Older adults are those who are 65 years of age or older. Elder care is any type of assistance provided to an older adult by another person, such as a family member, friend or professional caregiver. The type of elder care needed will vary depending on the health and functional needs of the individual.
There are many types of elder care services available: residential care facilities; home health aides; personal care attendants; hospice programs; nursing homes (also known as long-term care facilities). In addition to these services there may be other options available depending on your location such as adult daycare centers or assisted living facilities which provide some level of support but do not require 24/7 supervision like nursing homes do
Types of Elder Care
There are several types of elder care. In-home care is the most common, and it’s provided by a caregiver who comes to your loved one’s home to help them with their daily activities, such as cooking and cleaning. Nursing home care is another option for seniors who need more intensive assistance with daily tasks like bathing or dressing themselves. Assisted living facilities provide residents with a combination of medical services and personal assistance from staff members 24/7, but they’re not equipped with the same level of medical equipment as nursing homes or hospitals.
Legal Rights of Older Adults
Older adults have legal rights that protect them from being taken advantage of by others. These rights include:
- Healthcare rights, which protect older adults from being denied healthcare services or discriminated against because of their age.
- Financial rights, which allow older adults to make decisions about their own finances without interference from others (including family members).
- Social rights, which give seniors access to community resources like housing and transportation options that support independent living for as long as possible.
The following are some examples of how these three types of legal protections work together:
- If an older adult has been diagnosed with dementia but still wishes to continue living at home instead of moving into a nursing home, then he or she may need help making medical decisions regarding treatment options available at home versus those available through institutionalized care settings like nursing homes or assisted living facilities.
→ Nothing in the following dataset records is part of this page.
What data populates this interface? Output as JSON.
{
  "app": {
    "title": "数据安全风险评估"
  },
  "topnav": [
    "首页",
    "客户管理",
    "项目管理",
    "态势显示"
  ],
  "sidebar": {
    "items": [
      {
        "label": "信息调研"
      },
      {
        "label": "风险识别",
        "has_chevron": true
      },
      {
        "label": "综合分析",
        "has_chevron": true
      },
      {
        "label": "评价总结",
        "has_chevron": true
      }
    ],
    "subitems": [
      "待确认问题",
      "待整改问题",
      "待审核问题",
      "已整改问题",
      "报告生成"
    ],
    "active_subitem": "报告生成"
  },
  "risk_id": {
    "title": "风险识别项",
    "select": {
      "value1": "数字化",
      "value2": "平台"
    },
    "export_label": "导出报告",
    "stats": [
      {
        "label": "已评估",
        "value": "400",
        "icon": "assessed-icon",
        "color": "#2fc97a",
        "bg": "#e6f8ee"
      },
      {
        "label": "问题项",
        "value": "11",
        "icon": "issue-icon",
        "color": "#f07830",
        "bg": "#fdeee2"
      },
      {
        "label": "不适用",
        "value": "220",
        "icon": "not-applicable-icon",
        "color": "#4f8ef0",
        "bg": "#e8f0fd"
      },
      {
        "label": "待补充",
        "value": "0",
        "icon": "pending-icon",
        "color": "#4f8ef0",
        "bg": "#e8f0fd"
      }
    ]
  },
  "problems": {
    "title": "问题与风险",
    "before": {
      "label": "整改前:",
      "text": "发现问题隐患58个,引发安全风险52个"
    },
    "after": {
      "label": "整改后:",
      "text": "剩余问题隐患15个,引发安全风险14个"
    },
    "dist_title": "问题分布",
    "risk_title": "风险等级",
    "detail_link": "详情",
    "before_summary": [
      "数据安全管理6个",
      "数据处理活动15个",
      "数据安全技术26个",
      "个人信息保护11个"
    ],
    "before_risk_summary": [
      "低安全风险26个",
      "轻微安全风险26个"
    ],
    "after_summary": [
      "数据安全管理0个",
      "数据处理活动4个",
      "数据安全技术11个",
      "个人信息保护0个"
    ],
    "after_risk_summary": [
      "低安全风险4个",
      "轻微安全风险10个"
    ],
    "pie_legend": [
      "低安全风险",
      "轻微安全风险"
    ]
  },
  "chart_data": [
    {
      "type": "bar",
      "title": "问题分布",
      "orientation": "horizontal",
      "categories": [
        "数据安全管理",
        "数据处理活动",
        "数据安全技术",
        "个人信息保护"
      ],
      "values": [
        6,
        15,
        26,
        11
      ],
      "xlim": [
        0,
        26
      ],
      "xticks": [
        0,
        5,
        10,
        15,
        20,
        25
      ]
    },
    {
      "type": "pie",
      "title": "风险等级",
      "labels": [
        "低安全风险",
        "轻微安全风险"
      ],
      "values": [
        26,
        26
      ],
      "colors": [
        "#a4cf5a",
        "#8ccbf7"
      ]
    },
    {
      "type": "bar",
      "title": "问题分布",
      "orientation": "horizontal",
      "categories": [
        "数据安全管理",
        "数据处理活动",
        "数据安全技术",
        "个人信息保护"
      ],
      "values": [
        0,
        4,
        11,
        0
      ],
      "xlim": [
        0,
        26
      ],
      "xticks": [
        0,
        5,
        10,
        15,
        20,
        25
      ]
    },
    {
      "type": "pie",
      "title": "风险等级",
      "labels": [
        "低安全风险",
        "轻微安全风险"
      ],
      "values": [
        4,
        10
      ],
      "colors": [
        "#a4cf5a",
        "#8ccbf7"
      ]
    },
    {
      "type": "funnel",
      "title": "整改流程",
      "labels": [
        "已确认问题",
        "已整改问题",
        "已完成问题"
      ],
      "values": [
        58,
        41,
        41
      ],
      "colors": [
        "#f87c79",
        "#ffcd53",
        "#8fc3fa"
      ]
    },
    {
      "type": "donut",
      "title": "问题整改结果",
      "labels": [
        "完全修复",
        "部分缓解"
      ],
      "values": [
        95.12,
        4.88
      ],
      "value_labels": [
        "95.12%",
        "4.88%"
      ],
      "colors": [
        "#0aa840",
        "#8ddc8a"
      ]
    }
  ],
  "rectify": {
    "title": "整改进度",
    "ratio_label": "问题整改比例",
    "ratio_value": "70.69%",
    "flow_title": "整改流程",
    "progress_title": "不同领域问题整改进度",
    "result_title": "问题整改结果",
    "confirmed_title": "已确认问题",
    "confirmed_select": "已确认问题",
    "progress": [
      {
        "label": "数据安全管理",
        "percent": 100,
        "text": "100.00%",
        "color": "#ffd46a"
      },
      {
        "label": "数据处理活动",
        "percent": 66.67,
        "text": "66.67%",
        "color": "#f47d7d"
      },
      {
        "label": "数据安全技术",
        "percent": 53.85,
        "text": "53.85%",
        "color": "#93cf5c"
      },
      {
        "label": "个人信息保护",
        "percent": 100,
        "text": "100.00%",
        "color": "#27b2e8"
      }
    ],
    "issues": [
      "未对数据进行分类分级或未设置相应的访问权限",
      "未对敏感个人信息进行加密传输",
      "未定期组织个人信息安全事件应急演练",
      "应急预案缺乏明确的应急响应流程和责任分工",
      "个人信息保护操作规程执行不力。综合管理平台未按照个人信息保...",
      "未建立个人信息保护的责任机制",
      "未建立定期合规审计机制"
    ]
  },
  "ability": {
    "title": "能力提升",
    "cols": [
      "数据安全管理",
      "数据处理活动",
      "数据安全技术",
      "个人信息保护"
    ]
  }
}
In this case, the healthcare provider would likely consult with family members before making any final decisions about what type if any treatment should be provided; however if those same family members were abusive towards their loved one then they could lose their right over him/her’s finances by way of court order due process procedures set forth under California law code sections 3300-3312 (known colloquially as “Adult Protective Services”).